■ Try it:
Type out the records that follow, exactly as given.

☆ ☆ ☆ ☆ ☆

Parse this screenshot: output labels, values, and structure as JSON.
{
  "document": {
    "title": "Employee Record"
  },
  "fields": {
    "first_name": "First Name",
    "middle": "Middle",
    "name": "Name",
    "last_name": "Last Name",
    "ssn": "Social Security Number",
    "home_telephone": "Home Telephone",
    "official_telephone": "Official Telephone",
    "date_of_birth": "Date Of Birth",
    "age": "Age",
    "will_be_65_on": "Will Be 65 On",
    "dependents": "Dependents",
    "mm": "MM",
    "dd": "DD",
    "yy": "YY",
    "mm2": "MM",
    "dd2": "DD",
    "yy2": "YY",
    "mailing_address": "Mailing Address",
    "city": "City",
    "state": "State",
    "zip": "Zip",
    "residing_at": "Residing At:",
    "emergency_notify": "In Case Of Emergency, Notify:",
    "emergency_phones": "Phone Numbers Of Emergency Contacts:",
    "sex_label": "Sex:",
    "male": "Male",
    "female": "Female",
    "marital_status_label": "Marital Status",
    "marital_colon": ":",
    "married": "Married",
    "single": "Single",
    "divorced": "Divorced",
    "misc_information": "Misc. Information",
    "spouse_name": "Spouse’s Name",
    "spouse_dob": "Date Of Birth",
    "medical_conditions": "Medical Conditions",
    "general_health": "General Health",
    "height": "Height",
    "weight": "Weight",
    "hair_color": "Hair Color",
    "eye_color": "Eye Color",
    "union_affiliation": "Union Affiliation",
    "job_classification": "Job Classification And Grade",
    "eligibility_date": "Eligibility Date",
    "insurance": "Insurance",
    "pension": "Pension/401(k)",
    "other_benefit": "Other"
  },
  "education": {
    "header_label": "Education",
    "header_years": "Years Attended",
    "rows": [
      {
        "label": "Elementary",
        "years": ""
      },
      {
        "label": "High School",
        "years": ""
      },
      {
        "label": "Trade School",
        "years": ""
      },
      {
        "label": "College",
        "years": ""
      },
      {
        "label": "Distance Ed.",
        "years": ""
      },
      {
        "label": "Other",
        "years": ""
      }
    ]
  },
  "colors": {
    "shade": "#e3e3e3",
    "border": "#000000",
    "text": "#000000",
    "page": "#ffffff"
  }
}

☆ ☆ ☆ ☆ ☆

■ Result:
Parse this screenshot: output labels, values, and structure as JSON.
{
  "document": {
    "title": "Employee Record"
  },
  "fields": {
    "first_name": "First Name",
    "middle": "Middle",
    "name": "Name",
    "last_name": "Last Name",
    "ssn": "Social Security Number",
    "home_telephone": "Home Telephone",
    "official_telephone": "Official Telephone",
    "date_of_birth": "Date Of Birth",
    "age": "Age",
    "will_be_65_on": "Will Be 65 On",
    "dependents": "Dependents",
    "mm": "MM",
    "dd": "DD",
    "yy": "YY",
    "mm2": "MM",
    "dd2": "DD",
    "yy2": "YY",
    "mailing_address": "Mailing Address",
    "city": "City",
    "state": "State",
    "zip": "Zip",
    "residing_at": "Residing At:",
    "emergency_notify": "In Case Of Emergency, Notify:",
    "emergency_phones": "Phone Numbers Of Emergency Contacts:",
    "sex_label": "Sex:",
    "male": "Male",
    "female": "Female",
    "marital_status_label": "Marital Status",
    "marital_colon": ":",
    "married": "Married",
    "single": "Single",
    "divorced": "Divorced",
    "misc_information": "Misc. Information",
    "spouse_name": "Spouse’s Name",
    "spouse_dob": "Date Of Birth",
    "medical_conditions": "Medical Conditions",
    "general_health": "General Health",
    "height": "Height",
    "weight": "Weight",
    "hair_color": "Hair Color",
    "eye_color": "Eye Color",
    "union_affiliation": "Union Affiliation",
    "job_classification": "Job Classification And Grade",
    "eligibility_date": "Eligibility Date",
    "insurance": "Insurance",
    "pension": "Pension/401(k)",
    "other_benefit": "Other"
  },
  "education": {
    "header_label": "Education",
    "header_years": "Years Attended",
    "rows": [
      {
        "label": "Elementary",
        "years": ""
      },
      {
        "label": "High School",
        "years": ""
      },
      {
        "label": "Trade School",
        "years": ""
      },
      {
        "label": "College",
        "years": ""
      },
      {
        "label": "Distance Ed.",
        "years": ""
      },
      {
        "label": "Other",
        "years": ""
      }
    ]
  },
  "colors": {
    "shade": "#e3e3e3",
    "border": "#000000",
    "text": "#000000",
    "page": "#ffffff"
  }
}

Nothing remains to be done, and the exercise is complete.